** Exercise requirements **
For every line in the entries that contains "title", show the whole line.

[Dataset entries]
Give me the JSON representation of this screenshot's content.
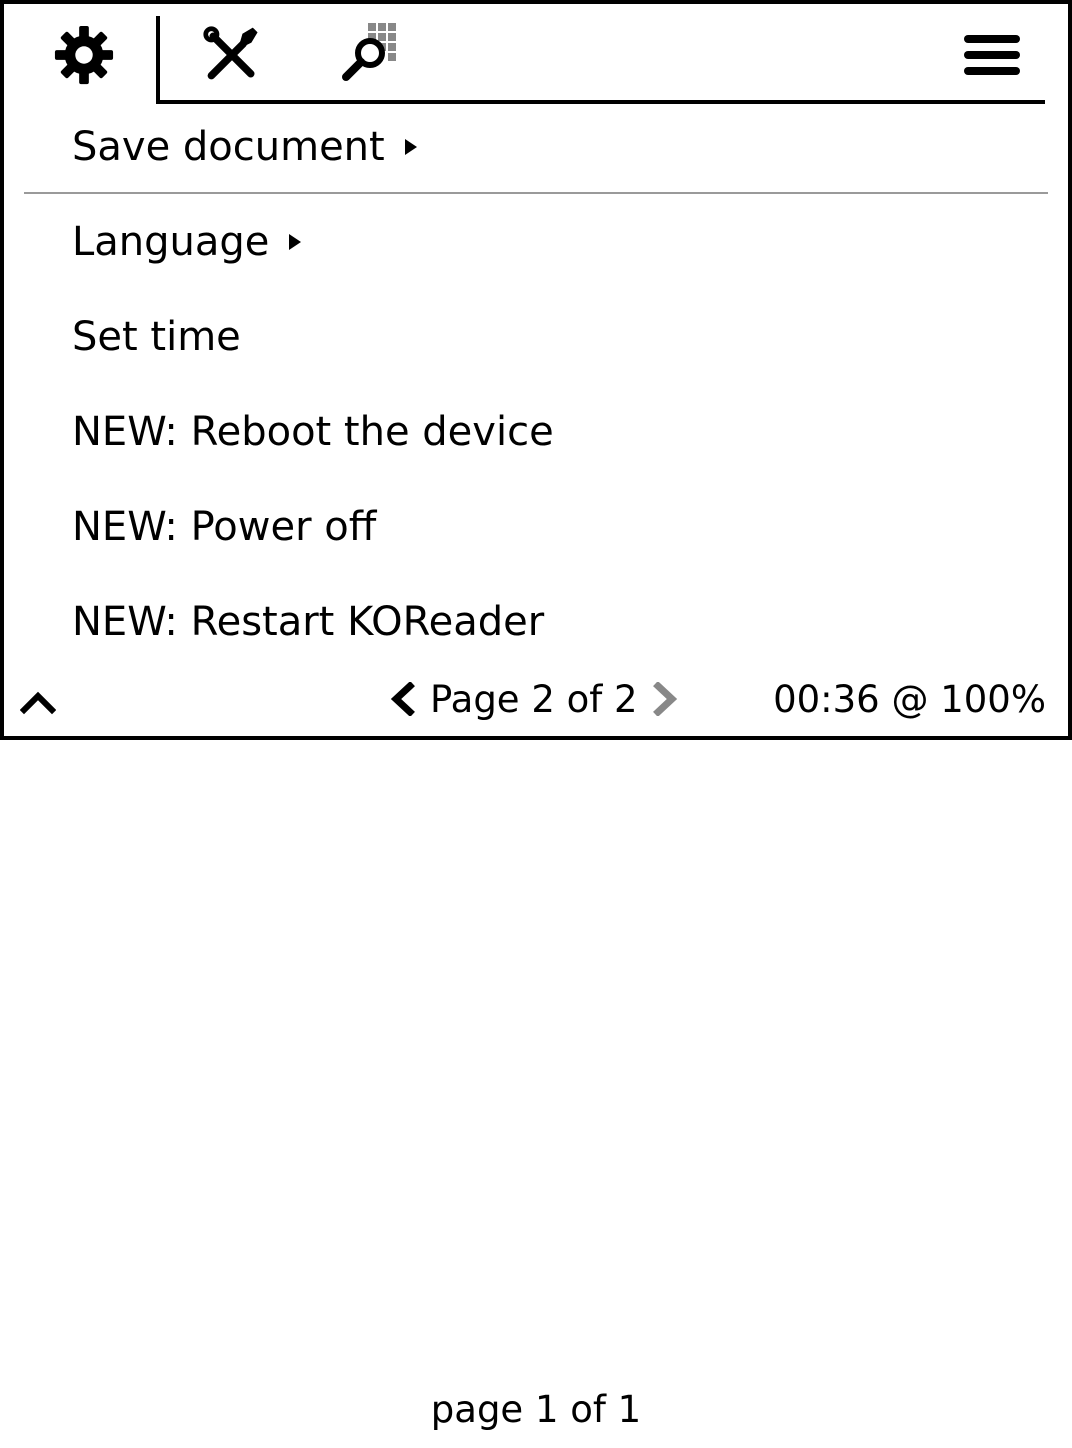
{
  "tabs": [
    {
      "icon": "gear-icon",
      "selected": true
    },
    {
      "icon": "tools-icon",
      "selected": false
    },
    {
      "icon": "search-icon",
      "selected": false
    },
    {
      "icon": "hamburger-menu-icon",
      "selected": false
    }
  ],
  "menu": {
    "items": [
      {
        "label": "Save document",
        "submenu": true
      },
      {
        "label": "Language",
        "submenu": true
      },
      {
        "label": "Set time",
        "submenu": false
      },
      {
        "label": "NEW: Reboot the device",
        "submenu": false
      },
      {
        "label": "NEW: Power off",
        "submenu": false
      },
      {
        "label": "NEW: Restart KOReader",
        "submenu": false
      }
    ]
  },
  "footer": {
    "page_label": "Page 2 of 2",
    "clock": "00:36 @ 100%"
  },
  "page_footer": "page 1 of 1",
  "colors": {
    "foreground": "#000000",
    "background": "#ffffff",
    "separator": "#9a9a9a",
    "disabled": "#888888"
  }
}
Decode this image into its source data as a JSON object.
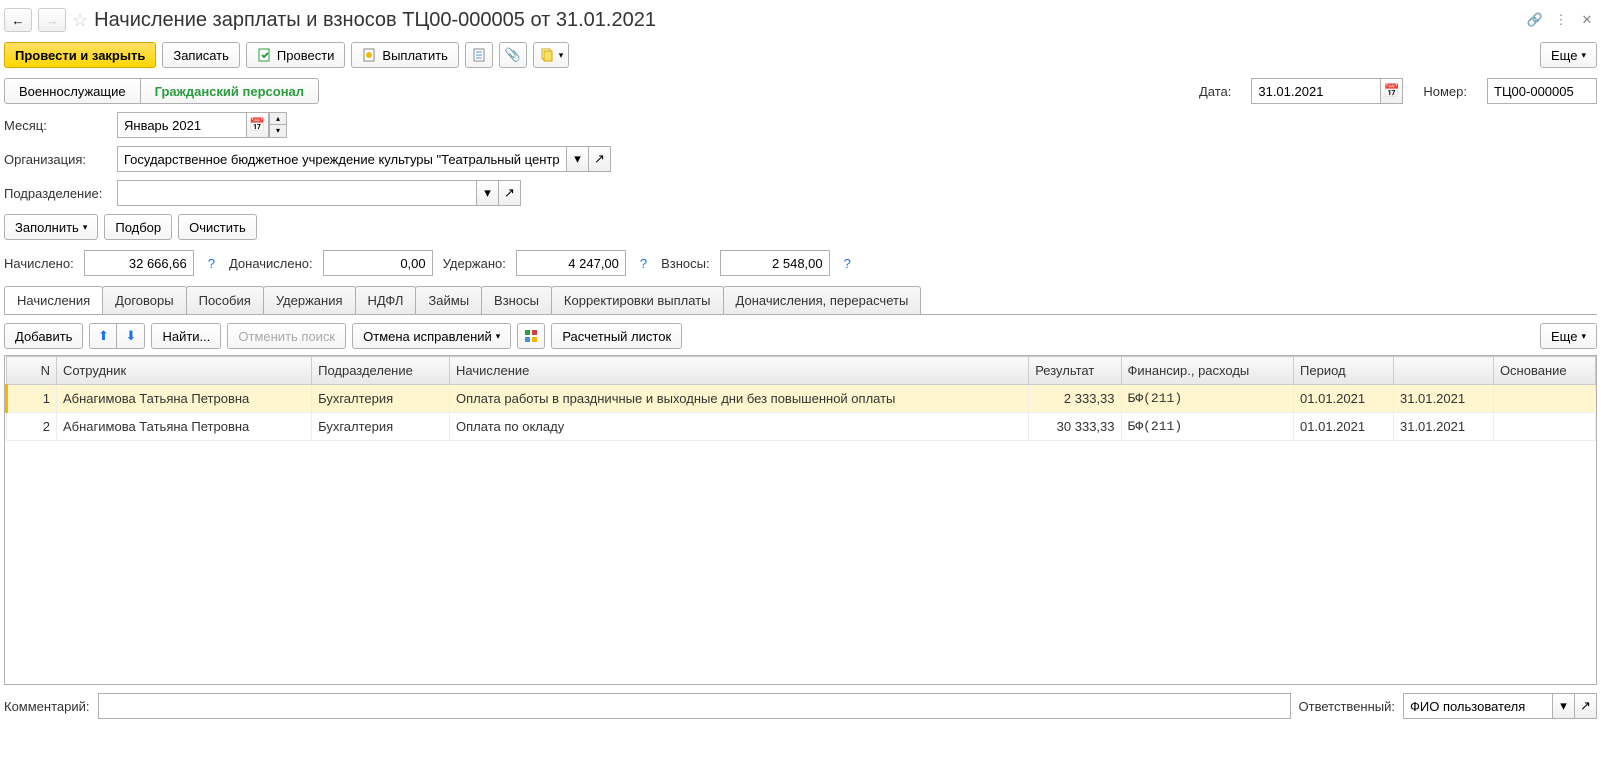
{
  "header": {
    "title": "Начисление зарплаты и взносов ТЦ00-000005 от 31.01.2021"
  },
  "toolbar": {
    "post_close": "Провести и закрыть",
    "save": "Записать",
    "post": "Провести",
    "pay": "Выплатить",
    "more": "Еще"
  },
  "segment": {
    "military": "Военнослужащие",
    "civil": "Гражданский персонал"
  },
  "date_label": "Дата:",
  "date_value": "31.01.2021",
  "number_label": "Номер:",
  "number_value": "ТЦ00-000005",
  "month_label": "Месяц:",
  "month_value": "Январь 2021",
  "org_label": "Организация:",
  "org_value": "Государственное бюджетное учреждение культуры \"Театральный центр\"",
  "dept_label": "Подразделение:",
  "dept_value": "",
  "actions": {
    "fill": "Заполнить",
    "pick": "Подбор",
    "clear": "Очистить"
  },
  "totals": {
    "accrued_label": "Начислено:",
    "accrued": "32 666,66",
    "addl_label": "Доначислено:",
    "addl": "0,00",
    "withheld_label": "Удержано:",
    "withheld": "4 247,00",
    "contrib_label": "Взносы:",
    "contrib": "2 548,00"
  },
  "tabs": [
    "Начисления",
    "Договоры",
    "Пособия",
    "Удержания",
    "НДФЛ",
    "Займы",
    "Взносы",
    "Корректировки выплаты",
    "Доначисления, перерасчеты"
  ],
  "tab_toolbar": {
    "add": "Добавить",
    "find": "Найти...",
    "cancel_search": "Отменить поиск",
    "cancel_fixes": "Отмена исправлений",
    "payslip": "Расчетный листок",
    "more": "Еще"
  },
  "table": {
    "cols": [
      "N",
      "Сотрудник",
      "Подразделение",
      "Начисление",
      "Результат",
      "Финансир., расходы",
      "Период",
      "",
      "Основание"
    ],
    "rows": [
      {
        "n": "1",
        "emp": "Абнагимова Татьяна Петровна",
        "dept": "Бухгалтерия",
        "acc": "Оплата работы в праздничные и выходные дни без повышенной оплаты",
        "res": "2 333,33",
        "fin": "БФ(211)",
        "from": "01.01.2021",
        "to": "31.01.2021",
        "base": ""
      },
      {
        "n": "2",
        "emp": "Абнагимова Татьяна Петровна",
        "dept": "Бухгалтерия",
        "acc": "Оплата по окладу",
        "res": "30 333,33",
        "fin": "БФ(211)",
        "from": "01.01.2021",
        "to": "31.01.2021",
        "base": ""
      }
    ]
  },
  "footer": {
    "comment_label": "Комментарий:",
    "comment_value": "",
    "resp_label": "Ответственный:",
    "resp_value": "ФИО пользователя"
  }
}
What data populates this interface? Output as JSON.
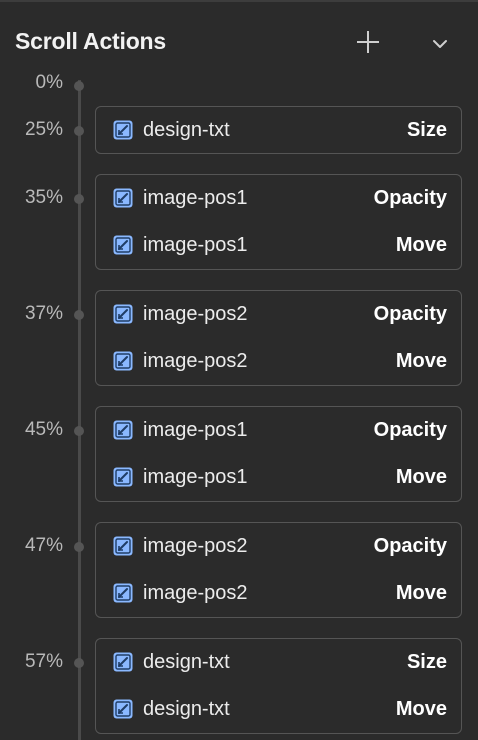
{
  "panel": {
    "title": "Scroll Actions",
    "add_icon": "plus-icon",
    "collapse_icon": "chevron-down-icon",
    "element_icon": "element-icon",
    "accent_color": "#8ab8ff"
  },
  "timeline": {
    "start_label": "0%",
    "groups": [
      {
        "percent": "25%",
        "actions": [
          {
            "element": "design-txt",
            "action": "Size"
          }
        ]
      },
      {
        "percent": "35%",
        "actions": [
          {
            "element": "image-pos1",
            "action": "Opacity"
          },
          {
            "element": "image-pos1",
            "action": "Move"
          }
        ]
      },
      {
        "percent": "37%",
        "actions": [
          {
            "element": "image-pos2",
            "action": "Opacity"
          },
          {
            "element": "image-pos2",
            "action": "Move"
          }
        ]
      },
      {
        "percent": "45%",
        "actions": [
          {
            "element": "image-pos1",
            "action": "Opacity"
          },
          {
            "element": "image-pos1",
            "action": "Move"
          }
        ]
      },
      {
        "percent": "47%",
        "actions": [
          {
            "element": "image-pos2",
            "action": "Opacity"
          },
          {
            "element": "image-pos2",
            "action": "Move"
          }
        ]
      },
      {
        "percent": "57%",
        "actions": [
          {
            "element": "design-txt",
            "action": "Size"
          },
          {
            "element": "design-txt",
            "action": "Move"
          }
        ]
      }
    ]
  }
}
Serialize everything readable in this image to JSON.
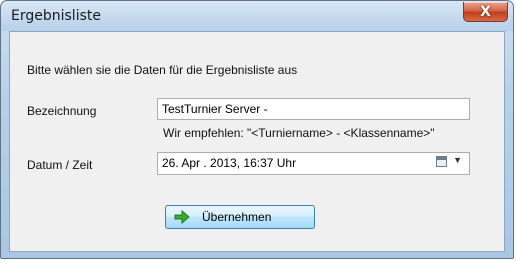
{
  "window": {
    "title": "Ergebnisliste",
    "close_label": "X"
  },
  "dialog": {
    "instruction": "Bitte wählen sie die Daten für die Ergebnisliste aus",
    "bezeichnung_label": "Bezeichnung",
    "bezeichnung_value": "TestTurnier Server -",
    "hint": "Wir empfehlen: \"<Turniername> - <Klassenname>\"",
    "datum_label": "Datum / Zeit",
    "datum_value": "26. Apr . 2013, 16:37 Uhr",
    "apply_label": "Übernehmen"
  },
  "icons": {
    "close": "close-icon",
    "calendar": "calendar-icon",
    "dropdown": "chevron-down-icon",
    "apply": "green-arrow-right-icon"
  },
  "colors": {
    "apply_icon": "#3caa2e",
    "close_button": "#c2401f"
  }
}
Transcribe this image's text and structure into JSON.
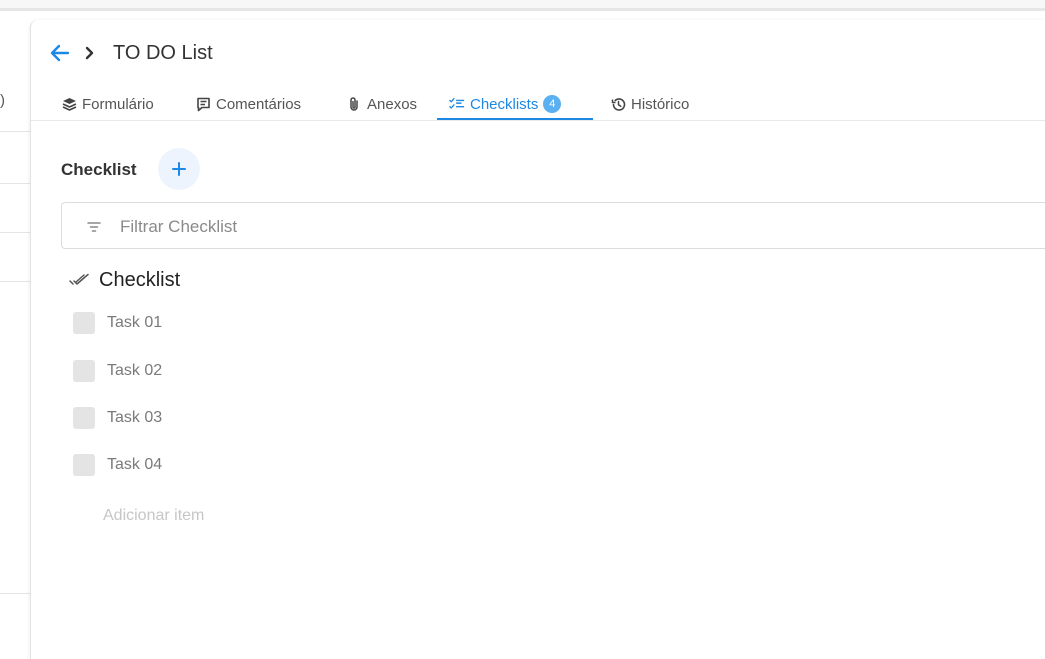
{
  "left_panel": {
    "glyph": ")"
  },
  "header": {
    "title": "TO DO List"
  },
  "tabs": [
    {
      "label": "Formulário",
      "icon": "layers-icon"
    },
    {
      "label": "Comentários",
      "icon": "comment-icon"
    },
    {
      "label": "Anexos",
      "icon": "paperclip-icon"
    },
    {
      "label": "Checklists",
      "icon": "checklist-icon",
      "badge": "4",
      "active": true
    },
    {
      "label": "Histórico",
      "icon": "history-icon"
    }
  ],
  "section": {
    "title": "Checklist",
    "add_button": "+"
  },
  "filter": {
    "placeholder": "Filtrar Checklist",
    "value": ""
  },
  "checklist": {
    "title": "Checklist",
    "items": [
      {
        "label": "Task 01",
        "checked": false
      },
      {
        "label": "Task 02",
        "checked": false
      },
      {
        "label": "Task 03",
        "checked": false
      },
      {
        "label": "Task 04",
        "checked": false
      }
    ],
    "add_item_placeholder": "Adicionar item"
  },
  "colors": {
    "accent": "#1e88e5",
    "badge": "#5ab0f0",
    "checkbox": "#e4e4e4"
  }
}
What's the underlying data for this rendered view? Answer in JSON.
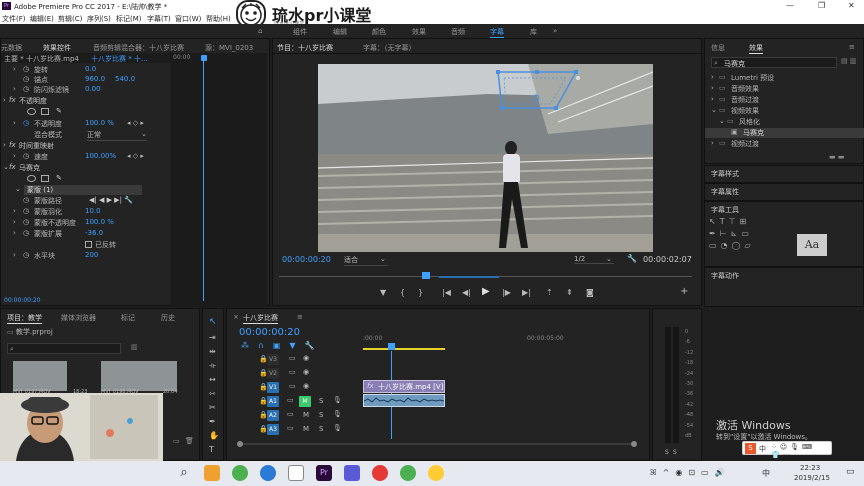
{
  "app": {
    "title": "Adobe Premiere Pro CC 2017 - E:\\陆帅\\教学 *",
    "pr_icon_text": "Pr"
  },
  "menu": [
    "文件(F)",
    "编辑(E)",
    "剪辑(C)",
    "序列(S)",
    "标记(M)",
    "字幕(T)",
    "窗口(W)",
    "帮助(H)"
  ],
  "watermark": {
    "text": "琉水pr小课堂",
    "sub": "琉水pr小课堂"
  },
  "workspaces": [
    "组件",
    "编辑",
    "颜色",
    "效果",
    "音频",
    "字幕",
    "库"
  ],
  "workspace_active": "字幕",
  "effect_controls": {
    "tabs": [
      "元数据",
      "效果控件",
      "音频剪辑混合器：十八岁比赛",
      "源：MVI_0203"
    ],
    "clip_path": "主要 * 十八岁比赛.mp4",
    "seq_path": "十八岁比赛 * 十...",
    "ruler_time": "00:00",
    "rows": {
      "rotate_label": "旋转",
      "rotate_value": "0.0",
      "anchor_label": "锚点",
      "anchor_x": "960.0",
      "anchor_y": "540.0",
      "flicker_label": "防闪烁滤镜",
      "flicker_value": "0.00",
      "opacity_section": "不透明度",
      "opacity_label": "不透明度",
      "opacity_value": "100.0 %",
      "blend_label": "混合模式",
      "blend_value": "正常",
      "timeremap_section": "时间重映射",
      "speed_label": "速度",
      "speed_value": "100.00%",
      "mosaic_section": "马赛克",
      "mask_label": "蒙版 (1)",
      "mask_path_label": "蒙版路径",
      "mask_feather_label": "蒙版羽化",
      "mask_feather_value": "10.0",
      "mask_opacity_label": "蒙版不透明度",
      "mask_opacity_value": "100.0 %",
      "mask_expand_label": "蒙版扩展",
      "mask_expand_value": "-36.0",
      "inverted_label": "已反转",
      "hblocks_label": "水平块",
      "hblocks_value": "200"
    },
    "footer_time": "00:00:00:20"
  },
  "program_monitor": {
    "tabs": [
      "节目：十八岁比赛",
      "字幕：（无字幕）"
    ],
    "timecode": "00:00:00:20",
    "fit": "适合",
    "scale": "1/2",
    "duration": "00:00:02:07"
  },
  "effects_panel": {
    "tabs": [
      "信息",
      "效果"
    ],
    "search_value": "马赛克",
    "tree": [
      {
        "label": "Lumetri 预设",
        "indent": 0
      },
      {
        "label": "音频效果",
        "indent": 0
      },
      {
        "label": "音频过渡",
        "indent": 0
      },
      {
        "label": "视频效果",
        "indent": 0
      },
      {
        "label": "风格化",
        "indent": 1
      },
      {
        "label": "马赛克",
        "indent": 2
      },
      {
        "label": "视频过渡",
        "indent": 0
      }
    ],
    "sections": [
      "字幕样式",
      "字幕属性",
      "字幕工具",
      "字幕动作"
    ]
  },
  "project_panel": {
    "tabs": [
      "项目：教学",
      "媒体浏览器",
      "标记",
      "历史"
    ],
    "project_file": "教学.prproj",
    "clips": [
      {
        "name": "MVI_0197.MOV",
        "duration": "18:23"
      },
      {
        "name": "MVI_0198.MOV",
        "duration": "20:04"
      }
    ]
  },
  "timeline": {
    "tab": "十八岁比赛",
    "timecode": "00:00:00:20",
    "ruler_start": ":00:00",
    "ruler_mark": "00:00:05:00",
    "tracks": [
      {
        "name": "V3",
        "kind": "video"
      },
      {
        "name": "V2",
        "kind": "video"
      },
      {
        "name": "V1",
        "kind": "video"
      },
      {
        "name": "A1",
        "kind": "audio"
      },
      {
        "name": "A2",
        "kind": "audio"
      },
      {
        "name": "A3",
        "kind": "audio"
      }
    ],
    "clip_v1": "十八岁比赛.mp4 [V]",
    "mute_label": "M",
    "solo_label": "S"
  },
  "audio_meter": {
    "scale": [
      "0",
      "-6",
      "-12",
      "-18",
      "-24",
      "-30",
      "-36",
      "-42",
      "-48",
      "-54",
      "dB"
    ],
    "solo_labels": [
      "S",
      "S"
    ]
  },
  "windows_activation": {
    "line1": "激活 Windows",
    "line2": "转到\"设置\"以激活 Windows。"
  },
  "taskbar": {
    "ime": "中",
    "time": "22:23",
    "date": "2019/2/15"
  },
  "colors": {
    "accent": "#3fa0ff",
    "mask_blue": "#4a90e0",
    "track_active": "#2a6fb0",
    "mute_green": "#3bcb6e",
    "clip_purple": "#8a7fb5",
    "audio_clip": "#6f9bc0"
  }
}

** Expected answer **
    "title": "Начисление зарплаты и взносов ТЦ00-000005 от 31.01.2021"
    "title": "Scroll Actions",
    "title": "Ergebnisliste",
    "title": "TO DO List"
    "title": "Checklist",
    "title": "Checklist",
    "title": "Adobe Premiere Pro CC 2017 - E:\\陆帅\\教学 *",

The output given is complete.